**Saved data entries:**
◇ ◇ ◇ ◇ ◇ ◇ ◇

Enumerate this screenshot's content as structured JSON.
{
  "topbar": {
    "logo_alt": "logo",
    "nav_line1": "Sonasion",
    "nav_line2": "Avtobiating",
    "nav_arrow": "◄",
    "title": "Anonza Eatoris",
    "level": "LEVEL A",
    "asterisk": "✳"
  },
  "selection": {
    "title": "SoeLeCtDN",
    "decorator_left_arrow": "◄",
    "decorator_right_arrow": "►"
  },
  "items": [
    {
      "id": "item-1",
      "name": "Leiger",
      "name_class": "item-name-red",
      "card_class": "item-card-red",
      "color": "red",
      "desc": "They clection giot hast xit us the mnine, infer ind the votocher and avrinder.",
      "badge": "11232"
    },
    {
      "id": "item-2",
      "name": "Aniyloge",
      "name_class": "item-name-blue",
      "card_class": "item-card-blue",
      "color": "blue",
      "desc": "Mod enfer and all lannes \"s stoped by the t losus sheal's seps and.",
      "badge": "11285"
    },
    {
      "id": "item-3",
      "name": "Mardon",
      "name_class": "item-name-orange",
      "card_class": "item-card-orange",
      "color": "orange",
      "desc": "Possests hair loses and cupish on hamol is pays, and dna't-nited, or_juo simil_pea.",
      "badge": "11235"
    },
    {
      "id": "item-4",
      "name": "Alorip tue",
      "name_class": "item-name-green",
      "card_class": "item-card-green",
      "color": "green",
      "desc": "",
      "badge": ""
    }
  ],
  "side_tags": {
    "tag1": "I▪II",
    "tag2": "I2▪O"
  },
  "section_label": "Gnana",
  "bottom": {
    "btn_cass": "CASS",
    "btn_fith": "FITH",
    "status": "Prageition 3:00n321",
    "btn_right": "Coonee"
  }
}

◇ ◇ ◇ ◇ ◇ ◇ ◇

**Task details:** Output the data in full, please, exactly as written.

**Completed task:**
Enumerate this screenshot's content as structured JSON.
{
  "topbar": {
    "logo_alt": "logo",
    "nav_line1": "Sonasion",
    "nav_line2": "Avtobiating",
    "nav_arrow": "◄",
    "title": "Anonza Eatoris",
    "level": "LEVEL A",
    "asterisk": "✳"
  },
  "selection": {
    "title": "SoeLeCtDN",
    "decorator_left_arrow": "◄",
    "decorator_right_arrow": "►"
  },
  "items": [
    {
      "id": "item-1",
      "name": "Leiger",
      "name_class": "item-name-red",
      "card_class": "item-card-red",
      "color": "red",
      "desc": "They clection giot hast xit us the mnine, infer ind the votocher and avrinder.",
      "badge": "11232"
    },
    {
      "id": "item-2",
      "name": "Aniyloge",
      "name_class": "item-name-blue",
      "card_class": "item-card-blue",
      "color": "blue",
      "desc": "Mod enfer and all lannes \"s stoped by the t losus sheal's seps and.",
      "badge": "11285"
    },
    {
      "id": "item-3",
      "name": "Mardon",
      "name_class": "item-name-orange",
      "card_class": "item-card-orange",
      "color": "orange",
      "desc": "Possests hair loses and cupish on hamol is pays, and dna't-nited, or_juo simil_pea.",
      "badge": "11235"
    },
    {
      "id": "item-4",
      "name": "Alorip tue",
      "name_class": "item-name-green",
      "card_class": "item-card-green",
      "color": "green",
      "desc": "",
      "badge": ""
    }
  ],
  "side_tags": {
    "tag1": "I▪II",
    "tag2": "I2▪O"
  },
  "section_label": "Gnana",
  "bottom": {
    "btn_cass": "CASS",
    "btn_fith": "FITH",
    "status": "Prageition 3:00n321",
    "btn_right": "Coonee"
  }
}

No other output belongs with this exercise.